*** Begin section ***

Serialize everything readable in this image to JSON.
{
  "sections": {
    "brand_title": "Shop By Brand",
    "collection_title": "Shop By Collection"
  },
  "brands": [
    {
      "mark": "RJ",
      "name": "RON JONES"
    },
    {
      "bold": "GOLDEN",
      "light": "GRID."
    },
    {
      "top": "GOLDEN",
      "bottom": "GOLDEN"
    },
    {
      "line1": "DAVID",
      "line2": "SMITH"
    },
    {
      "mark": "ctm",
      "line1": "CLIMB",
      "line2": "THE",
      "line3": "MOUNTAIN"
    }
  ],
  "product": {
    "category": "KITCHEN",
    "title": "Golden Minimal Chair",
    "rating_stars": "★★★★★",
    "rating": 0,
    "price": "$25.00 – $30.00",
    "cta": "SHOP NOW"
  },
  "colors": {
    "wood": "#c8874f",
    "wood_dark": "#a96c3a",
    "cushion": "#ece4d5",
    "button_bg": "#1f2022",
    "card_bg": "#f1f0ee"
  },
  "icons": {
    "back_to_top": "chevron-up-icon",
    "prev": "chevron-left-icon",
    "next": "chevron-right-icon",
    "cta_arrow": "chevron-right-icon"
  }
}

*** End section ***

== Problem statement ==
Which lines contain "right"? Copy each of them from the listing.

== Solution for this exercise ==
    "next": "chevron-right-icon",
    "cta_arrow": "chevron-right-icon"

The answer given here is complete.